— Task —
In which lines of the data does the string "this" appear? Copy every one.

— Entries supplied —
========
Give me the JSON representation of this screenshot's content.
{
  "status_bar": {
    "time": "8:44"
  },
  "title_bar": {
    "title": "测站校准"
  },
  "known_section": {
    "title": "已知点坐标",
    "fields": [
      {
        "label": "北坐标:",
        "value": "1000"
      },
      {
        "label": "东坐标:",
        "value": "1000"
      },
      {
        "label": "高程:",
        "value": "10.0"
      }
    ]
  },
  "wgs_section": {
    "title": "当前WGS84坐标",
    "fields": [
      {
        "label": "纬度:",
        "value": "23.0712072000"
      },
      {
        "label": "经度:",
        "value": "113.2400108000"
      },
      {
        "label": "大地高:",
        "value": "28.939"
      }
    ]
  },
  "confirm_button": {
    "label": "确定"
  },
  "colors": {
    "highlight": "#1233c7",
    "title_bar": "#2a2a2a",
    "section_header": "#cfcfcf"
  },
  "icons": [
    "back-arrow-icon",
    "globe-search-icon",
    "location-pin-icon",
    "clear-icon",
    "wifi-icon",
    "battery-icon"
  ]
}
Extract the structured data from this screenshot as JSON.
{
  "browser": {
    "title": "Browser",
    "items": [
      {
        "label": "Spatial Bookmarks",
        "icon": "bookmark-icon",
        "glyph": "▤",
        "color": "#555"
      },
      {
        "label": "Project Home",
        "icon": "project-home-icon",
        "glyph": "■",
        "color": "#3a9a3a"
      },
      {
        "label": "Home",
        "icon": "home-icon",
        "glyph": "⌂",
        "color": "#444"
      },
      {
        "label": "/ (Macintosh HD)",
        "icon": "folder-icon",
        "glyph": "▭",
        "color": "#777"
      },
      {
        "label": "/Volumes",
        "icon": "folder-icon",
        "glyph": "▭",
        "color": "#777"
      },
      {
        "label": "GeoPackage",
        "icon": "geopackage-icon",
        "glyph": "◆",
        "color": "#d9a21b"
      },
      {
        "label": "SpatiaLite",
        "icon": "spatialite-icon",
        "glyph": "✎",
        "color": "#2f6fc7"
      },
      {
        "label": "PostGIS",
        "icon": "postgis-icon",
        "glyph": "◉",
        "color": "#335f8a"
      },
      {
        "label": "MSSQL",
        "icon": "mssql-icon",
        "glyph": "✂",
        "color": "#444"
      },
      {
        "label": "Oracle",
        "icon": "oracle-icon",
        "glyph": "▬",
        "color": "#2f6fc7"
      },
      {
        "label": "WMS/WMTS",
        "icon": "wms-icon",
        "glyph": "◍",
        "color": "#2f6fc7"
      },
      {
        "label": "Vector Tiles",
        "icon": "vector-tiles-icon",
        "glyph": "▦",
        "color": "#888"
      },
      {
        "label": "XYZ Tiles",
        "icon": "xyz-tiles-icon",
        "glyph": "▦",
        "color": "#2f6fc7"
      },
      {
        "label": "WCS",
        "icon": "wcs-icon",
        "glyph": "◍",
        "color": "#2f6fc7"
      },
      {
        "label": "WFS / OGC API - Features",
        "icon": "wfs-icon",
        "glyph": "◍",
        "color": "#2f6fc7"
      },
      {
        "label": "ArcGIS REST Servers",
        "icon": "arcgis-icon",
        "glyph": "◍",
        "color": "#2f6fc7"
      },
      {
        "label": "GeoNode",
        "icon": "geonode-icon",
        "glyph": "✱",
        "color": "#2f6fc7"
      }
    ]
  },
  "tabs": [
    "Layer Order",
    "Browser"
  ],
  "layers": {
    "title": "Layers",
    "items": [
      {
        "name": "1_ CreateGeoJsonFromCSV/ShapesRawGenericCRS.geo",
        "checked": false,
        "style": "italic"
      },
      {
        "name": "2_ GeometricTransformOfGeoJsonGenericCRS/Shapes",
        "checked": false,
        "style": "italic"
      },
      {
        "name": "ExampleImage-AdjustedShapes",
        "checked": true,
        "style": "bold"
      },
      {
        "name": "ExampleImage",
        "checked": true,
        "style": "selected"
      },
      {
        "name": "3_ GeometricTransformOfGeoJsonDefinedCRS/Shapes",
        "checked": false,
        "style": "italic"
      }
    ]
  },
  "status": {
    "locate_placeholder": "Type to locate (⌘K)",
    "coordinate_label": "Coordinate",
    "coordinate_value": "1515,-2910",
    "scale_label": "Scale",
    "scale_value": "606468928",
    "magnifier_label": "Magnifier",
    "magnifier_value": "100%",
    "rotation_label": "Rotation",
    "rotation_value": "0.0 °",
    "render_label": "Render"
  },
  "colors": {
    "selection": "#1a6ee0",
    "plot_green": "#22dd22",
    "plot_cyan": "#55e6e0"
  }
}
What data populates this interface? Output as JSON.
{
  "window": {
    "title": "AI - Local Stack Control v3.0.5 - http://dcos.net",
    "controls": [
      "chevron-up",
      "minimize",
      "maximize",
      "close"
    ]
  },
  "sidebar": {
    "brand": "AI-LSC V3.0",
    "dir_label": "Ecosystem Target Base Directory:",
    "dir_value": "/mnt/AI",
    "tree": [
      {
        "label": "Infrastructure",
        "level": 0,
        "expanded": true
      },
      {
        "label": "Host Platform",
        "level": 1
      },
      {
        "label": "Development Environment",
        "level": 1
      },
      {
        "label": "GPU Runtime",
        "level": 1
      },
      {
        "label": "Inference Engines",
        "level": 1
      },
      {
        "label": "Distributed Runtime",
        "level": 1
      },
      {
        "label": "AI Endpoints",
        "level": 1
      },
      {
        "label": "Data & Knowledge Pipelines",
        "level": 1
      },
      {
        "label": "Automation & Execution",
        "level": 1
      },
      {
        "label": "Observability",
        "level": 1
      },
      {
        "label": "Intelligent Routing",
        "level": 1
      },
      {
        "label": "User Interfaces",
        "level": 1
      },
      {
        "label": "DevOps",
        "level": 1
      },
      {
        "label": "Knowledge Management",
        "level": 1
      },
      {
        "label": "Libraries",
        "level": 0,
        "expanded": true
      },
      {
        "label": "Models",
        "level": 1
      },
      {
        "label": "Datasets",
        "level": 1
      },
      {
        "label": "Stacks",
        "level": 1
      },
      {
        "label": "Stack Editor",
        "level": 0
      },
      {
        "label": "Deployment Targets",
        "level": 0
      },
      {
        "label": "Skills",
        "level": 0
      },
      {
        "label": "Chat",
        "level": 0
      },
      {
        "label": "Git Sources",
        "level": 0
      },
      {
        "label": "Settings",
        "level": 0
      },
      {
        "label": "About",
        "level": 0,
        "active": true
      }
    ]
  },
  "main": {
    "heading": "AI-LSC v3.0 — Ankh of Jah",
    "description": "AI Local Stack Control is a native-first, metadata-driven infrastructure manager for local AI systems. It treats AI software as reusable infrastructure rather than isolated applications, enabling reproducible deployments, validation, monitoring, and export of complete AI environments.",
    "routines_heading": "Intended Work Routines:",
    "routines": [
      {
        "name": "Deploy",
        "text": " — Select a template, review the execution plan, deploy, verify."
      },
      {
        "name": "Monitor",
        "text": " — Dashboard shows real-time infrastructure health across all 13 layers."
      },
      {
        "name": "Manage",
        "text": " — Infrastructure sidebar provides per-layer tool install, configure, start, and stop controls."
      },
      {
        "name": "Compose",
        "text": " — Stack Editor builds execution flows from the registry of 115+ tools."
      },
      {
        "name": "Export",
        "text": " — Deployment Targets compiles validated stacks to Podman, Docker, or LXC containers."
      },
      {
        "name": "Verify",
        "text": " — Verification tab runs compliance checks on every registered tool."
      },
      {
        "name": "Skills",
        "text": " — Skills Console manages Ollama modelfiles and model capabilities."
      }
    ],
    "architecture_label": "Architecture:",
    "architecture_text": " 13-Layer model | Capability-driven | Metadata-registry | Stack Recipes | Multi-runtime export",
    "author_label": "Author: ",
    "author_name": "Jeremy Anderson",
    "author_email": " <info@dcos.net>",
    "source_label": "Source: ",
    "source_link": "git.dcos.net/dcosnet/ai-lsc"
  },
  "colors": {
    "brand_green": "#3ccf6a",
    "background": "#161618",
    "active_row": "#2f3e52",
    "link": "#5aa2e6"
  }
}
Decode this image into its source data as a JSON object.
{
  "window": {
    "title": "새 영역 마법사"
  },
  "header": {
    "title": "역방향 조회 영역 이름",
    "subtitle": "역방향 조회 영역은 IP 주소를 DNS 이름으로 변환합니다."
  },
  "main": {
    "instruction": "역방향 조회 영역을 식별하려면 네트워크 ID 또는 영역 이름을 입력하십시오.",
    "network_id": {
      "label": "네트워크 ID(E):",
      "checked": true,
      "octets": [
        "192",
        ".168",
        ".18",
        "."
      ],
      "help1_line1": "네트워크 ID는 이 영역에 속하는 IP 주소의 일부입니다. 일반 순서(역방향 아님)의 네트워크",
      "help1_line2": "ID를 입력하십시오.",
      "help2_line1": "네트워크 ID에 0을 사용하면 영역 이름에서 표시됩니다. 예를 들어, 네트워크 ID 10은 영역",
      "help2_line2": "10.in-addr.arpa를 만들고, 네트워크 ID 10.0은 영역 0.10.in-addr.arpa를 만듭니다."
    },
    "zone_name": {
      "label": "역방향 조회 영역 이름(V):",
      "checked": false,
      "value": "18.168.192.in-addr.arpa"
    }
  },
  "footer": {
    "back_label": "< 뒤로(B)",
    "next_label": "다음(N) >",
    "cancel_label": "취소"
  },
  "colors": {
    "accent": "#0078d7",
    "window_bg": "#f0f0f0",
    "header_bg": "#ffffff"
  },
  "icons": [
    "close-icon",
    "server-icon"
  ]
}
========
— Reply to the task —
Give me the JSON representation of this screenshot's content.
Extract the structured data from this screenshot as JSON.
What data populates this interface? Output as JSON.
Decode this image into its source data as a JSON object.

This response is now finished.